"I have to keep myself busy, to feel I'm helping," said Ishibashi, who earned a master's degree in computer science at Montana State University and worked about nine years with RightNow Technology.
Uchida said when he heard the news of the massive magnitude 9 earthquake, he worried about friends and former colleagues in Sendai, a city hit hard by the tsunami. He sent out e-mail messages and heard back from friends in a few days.
"Most of them turned out, they're fine," Uchida said. His friends were at the local university, far from the coast.
"It's so sad," he said of the destruction. Japan has prepared well for earthquakes and tsunamis, but not for a once-a-millennium event like this. "It overwhelms our preparations. It's so sad."
Money raised at the Japanese food sale will go to the Rotary Club of Sendai, he said. Rotary was chosen because Pomeroy, who has hosted several fundraisers in Bozeman and is a Sunrise Rotary Club member, felt it was a reliable way to get money directly to people who could help.
Ishibashi and Pomeroy have been good friends for years, since Ishibashi was a student working in I-Ho's Grill. She asked Pomeroy for help and the use of her restaurant, which is slightly bigger than Watanabe's.
"It is natural to help other people," Pomeroy said. "I said I'd love to help you."
Pomeroy explained that when she grew up in Korea, "we learned hatred of Japan" because of horrible things the Japanese army did in World War II to the Korean people.
But today, Pomeroy said, "We should forgive each other. Now, we need to help. Japan needs help."
Ishibashi estimated there are about 50 people in Bozeman's Japanese community outside of MSU.
In addition, there are about 22 students from Japan studying at MSU, according to Norm Peterson, vice provost for international education. Right after the quake, Peterson said, one Japanese student's father was stuck for a while on a bullet train, but overall the exchange students reported their families were fine.

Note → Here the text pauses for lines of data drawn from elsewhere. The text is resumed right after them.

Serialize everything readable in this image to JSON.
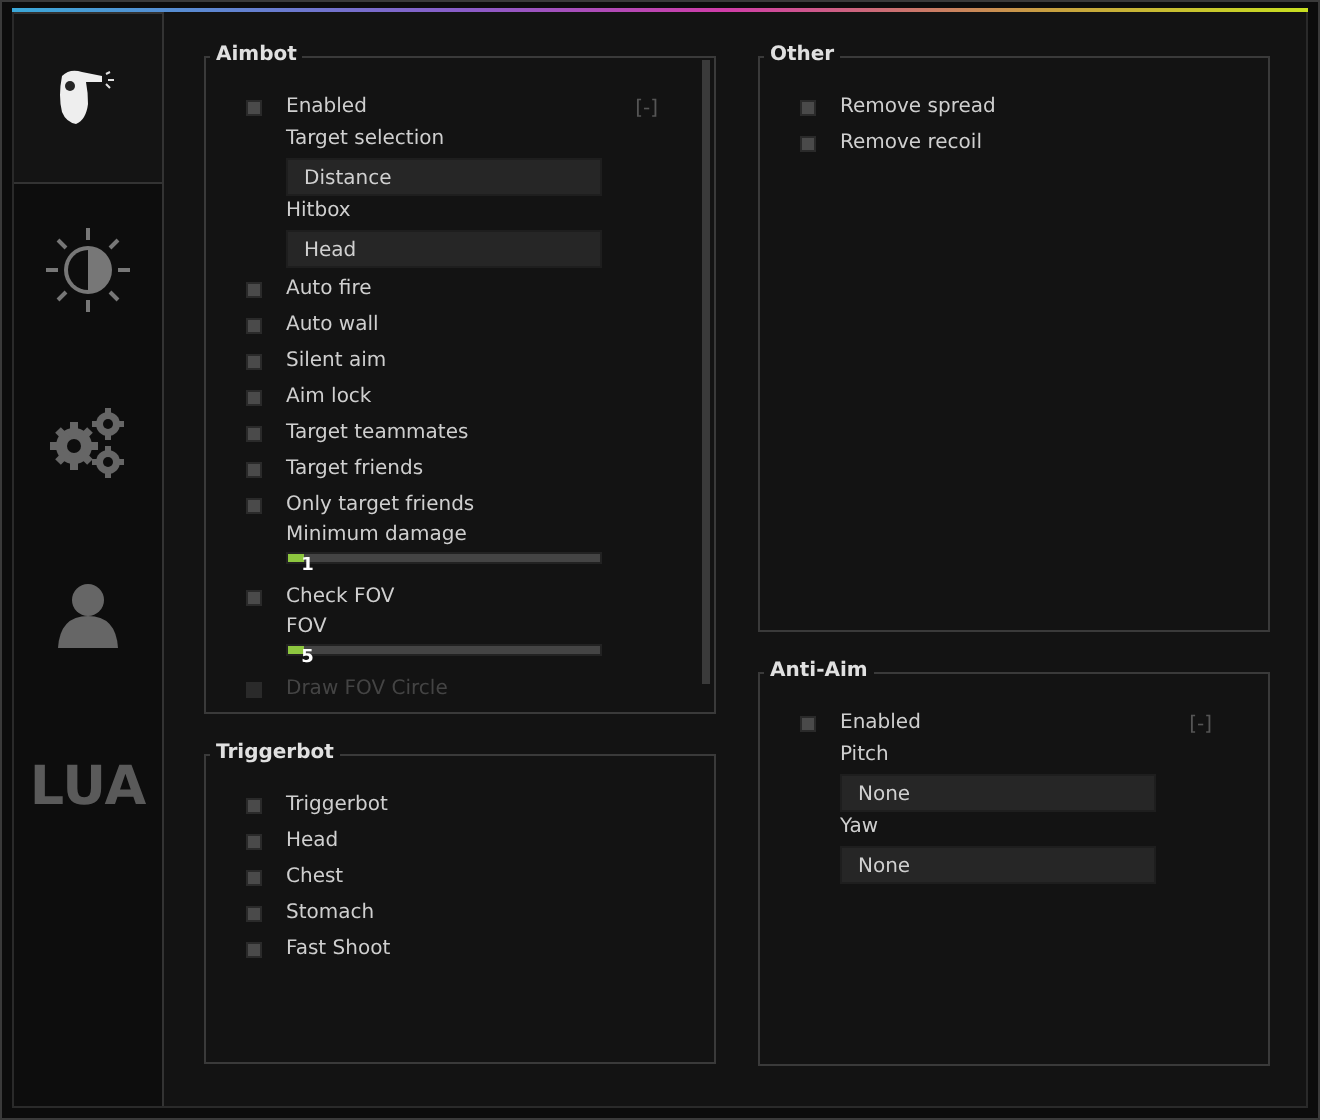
{
  "sidebar": {
    "tabs": [
      {
        "kind": "aim",
        "selected": true
      },
      {
        "kind": "visuals",
        "selected": false
      },
      {
        "kind": "settings",
        "selected": false
      },
      {
        "kind": "player",
        "selected": false
      },
      {
        "kind": "text",
        "label": "LUA",
        "selected": false
      }
    ]
  },
  "groups": [
    {
      "title": "Aimbot",
      "scrollable": true,
      "items": [
        {
          "kind": "checkbox",
          "label": "Enabled",
          "checked": false,
          "disabled": false,
          "toggle": "[-]"
        },
        {
          "kind": "combo",
          "label": "Target selection",
          "value": "Distance"
        },
        {
          "kind": "combo",
          "label": "Hitbox",
          "value": "Head"
        },
        {
          "kind": "checkbox",
          "label": "Auto fire",
          "checked": false,
          "disabled": false
        },
        {
          "kind": "checkbox",
          "label": "Auto wall",
          "checked": false,
          "disabled": false
        },
        {
          "kind": "checkbox",
          "label": "Silent aim",
          "checked": false,
          "disabled": false
        },
        {
          "kind": "checkbox",
          "label": "Aim lock",
          "checked": false,
          "disabled": false
        },
        {
          "kind": "checkbox",
          "label": "Target teammates",
          "checked": false,
          "disabled": false
        },
        {
          "kind": "checkbox",
          "label": "Target friends",
          "checked": false,
          "disabled": false
        },
        {
          "kind": "checkbox",
          "label": "Only target friends",
          "checked": false,
          "disabled": false
        },
        {
          "kind": "slider",
          "label": "Minimum damage",
          "level": 0.03,
          "reading": "1"
        },
        {
          "kind": "checkbox",
          "label": "Check FOV",
          "checked": false,
          "disabled": false
        },
        {
          "kind": "slider",
          "label": "FOV",
          "level": 0.03,
          "reading": "5"
        },
        {
          "kind": "checkbox",
          "label": "Draw FOV Circle",
          "checked": false,
          "disabled": true
        }
      ]
    },
    {
      "title": "Triggerbot",
      "scrollable": false,
      "items": [
        {
          "kind": "checkbox",
          "label": "Triggerbot",
          "checked": false,
          "disabled": false
        },
        {
          "kind": "checkbox",
          "label": "Head",
          "checked": false,
          "disabled": false
        },
        {
          "kind": "checkbox",
          "label": "Chest",
          "checked": false,
          "disabled": false
        },
        {
          "kind": "checkbox",
          "label": "Stomach",
          "checked": false,
          "disabled": false
        },
        {
          "kind": "checkbox",
          "label": "Fast Shoot",
          "checked": false,
          "disabled": false
        }
      ]
    },
    {
      "title": "Other",
      "scrollable": false,
      "items": [
        {
          "kind": "checkbox",
          "label": "Remove spread",
          "checked": false,
          "disabled": false
        },
        {
          "kind": "checkbox",
          "label": "Remove recoil",
          "checked": false,
          "disabled": false
        }
      ]
    },
    {
      "title": "Anti-Aim",
      "scrollable": false,
      "items": [
        {
          "kind": "checkbox",
          "label": "Enabled",
          "checked": false,
          "disabled": false,
          "toggle": "[-]"
        },
        {
          "kind": "combo",
          "label": "Pitch",
          "value": "None"
        },
        {
          "kind": "combo",
          "label": "Yaw",
          "value": "None"
        }
      ]
    }
  ]
}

MSU's biggest connection with Japan is Kyushu University, which is on the western end of Japan, farthest from the quake epicenter, Peterson said.
Tomomi Yamaguchi, an assistant professor of sociology and anthropology, said in an e-mail that MSU students from Japan, Japanese studies faculty and the international office are planning to hold fundraisers when classes resume next week, after spring break.
Gail Schontzler can be reached at email@example.com or 582-2633.